Please give the number of lines in the records below that include "icon", with no other output.

——————

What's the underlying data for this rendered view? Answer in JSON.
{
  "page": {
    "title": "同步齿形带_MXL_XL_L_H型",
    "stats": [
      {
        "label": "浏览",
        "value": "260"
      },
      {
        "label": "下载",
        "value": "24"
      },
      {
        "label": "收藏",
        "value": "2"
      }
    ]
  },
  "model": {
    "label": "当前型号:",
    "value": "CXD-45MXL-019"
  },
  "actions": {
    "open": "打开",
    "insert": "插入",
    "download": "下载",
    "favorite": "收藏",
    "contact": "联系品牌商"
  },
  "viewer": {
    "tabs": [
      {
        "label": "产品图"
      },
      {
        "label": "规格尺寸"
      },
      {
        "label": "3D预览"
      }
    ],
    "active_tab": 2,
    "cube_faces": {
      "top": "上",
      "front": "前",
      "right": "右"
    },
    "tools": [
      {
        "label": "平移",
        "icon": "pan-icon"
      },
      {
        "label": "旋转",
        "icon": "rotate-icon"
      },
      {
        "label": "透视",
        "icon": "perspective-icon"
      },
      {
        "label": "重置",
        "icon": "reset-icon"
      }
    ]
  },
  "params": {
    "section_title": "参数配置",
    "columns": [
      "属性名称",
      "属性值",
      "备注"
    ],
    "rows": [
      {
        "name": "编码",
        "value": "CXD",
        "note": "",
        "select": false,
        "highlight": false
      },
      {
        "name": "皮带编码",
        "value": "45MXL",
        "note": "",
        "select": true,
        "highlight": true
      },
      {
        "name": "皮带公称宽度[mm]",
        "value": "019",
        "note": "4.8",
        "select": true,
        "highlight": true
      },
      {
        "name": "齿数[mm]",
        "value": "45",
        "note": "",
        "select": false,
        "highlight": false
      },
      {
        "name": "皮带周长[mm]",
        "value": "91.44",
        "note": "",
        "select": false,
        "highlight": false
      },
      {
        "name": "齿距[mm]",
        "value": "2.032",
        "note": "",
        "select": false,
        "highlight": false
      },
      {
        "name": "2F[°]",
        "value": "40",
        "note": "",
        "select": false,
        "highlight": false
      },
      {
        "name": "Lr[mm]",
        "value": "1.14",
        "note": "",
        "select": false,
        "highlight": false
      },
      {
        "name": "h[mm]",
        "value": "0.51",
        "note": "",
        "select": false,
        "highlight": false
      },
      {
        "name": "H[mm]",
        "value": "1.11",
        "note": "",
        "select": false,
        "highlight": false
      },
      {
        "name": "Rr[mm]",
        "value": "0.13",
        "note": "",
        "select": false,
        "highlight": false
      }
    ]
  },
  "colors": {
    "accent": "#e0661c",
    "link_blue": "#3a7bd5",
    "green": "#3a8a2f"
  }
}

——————

Solved problem: 4